Compute how many lines in the data below contain "Invoices"; answer only with that number.

Page and application data records:
+===+

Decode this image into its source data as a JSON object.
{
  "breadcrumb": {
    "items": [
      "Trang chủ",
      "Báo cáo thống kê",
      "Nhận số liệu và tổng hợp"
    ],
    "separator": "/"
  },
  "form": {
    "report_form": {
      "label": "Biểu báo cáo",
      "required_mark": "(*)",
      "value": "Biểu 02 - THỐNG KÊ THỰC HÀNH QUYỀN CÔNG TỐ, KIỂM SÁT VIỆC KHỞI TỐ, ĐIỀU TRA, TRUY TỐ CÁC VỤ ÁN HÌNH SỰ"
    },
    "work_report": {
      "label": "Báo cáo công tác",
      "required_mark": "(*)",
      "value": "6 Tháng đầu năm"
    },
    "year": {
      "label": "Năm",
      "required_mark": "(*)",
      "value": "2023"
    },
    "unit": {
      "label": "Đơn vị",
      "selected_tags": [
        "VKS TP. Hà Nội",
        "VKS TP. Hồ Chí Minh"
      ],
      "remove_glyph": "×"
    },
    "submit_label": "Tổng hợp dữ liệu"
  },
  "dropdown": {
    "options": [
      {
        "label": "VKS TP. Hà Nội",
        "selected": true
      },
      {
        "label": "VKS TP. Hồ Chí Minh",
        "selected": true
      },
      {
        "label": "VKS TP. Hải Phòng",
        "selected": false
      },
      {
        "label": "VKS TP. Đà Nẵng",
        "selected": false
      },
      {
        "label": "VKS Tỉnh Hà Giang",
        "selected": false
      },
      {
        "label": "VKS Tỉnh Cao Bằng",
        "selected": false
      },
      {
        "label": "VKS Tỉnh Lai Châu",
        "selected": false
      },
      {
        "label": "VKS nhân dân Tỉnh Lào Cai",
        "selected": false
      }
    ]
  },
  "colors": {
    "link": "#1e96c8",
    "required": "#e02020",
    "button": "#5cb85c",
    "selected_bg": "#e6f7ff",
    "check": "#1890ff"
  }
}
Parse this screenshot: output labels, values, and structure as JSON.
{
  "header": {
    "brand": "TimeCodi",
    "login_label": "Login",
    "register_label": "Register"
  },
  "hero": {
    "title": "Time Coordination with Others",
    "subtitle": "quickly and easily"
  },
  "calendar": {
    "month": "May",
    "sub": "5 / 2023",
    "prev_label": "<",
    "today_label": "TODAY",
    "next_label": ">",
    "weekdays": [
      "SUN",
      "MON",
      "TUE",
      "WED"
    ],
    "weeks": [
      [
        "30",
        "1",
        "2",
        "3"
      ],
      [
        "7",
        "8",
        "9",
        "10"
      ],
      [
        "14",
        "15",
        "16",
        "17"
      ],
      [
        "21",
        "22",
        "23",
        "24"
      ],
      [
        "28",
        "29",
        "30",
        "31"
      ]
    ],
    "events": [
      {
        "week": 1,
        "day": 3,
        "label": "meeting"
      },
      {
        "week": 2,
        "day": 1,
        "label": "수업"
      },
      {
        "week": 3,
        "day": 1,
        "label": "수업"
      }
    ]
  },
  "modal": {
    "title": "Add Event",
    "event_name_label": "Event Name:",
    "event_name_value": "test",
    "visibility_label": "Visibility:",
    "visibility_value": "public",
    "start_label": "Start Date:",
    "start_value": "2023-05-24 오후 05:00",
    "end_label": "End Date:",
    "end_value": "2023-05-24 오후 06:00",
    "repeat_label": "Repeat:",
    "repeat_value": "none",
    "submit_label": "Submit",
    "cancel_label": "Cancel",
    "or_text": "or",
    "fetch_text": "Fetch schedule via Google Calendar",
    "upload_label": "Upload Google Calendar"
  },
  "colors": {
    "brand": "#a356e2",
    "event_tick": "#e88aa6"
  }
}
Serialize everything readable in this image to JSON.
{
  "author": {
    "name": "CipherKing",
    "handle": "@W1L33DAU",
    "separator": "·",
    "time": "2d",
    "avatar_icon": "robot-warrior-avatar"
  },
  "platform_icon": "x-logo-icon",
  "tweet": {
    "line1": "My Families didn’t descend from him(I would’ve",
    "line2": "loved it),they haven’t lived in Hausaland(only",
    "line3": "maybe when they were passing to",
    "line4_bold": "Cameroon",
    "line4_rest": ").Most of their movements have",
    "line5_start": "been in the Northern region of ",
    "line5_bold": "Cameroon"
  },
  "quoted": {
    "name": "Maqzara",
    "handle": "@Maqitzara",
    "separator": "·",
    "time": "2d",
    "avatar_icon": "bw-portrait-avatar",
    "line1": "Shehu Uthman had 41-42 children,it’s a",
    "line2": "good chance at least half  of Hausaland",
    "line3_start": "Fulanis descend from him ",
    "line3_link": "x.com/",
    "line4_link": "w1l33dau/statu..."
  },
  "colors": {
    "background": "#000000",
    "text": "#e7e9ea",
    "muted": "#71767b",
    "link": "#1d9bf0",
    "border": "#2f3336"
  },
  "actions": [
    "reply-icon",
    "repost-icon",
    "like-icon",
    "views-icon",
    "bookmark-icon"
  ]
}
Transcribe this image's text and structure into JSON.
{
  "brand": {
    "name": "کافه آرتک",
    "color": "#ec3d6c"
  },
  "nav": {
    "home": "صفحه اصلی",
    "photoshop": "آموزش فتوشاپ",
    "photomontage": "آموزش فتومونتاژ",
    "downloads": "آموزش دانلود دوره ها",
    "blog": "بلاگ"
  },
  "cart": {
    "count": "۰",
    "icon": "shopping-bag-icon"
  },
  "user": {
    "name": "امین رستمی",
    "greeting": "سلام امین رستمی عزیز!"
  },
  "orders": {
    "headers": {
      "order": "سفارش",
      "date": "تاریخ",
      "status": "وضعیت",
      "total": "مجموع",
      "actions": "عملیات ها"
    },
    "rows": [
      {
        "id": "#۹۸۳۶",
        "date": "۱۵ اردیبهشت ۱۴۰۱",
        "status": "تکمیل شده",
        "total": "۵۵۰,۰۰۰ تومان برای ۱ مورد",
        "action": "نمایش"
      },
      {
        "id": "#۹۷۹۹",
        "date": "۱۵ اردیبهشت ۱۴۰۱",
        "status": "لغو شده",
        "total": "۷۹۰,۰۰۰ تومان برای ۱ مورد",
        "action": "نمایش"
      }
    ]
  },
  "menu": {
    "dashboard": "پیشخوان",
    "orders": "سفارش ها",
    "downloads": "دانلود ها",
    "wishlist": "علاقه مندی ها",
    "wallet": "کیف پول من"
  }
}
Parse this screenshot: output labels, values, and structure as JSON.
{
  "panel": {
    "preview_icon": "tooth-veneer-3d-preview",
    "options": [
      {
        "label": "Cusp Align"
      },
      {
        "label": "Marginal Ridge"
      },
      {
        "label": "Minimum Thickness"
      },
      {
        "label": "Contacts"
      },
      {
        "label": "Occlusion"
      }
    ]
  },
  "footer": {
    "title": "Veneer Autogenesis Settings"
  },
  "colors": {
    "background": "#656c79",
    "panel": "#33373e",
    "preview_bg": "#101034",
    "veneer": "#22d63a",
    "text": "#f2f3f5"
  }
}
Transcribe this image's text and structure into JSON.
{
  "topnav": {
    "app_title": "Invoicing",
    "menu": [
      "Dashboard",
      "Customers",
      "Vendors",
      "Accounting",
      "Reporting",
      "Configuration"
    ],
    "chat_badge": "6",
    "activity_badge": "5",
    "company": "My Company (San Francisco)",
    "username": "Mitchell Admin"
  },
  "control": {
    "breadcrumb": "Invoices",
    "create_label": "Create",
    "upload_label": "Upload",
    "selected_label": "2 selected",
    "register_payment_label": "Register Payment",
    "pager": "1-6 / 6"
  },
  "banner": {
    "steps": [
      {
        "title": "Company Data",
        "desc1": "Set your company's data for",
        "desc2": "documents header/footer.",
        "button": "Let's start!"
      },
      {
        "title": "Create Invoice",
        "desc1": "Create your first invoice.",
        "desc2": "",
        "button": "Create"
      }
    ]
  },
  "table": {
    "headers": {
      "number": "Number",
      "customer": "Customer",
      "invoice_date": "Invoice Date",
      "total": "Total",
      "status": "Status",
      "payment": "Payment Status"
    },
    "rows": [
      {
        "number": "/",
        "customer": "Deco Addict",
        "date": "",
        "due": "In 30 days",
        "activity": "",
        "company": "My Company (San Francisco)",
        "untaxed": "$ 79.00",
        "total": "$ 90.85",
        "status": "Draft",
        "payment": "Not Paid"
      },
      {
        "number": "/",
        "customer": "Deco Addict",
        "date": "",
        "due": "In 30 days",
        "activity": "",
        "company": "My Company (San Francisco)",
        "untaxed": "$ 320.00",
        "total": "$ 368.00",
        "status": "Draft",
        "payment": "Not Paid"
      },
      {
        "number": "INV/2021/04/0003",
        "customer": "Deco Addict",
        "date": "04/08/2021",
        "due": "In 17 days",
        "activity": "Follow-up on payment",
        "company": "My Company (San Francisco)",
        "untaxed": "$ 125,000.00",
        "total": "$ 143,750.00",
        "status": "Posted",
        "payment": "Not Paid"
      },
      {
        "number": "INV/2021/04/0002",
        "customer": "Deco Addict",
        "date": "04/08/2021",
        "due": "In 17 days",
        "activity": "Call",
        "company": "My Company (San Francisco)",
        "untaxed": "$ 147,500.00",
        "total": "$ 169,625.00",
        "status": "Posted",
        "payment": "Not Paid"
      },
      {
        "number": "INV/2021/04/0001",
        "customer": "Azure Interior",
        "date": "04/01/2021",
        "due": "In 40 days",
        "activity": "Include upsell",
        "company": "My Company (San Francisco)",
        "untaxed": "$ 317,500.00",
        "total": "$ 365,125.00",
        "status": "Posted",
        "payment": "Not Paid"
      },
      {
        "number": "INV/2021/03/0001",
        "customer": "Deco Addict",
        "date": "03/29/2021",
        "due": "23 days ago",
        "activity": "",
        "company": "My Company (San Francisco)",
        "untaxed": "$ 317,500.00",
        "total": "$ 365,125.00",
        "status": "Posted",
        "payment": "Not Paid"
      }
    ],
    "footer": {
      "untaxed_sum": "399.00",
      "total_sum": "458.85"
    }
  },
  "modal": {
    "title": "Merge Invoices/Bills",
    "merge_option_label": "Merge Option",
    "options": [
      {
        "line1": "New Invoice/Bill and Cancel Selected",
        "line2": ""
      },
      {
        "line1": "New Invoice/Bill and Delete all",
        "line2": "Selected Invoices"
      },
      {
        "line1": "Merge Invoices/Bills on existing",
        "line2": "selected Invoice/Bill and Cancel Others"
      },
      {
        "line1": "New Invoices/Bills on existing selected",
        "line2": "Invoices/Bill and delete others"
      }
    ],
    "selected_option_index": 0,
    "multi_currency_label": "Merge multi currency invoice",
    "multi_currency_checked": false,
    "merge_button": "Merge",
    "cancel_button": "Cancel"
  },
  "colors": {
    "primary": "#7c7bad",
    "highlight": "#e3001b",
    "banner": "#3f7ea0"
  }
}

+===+

Result for this task:
6